| Exercise |
This exercise asks for every line of the material that contains the word "selected".

--------------------------------------------------

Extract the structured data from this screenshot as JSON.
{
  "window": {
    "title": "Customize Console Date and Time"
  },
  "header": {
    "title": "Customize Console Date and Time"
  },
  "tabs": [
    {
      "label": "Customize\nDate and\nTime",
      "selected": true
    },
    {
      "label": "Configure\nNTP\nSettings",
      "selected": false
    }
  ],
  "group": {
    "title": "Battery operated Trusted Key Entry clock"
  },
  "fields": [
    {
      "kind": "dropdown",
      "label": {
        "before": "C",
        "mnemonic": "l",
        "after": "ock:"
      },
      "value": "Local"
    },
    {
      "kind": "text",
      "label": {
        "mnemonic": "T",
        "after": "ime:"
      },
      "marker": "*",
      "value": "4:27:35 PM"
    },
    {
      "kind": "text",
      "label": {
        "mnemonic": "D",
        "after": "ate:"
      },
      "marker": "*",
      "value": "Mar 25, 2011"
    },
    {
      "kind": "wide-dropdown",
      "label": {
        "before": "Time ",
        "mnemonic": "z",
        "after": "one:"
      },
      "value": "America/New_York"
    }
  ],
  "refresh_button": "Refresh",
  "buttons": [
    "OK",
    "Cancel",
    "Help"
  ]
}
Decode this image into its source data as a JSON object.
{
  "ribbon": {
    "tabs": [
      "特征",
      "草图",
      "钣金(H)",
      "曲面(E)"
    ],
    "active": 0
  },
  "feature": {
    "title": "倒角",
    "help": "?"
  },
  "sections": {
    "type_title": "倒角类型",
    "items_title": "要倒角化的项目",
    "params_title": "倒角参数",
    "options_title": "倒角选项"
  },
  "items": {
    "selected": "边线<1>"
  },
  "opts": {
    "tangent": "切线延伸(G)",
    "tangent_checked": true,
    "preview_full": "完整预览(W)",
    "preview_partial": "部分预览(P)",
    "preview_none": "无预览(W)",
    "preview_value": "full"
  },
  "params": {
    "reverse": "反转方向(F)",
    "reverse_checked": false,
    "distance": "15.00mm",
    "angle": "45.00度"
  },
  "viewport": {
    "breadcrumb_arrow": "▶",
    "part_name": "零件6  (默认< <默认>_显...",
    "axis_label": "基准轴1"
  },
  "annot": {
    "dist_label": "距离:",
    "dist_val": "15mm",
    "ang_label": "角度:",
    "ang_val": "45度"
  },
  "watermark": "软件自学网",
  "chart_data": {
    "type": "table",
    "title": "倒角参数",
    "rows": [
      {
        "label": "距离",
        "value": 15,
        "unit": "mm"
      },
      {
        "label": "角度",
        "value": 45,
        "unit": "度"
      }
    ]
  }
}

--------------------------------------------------

| Written solution |
      "selected": true
      "selected": false
    "selected": "边线<1>"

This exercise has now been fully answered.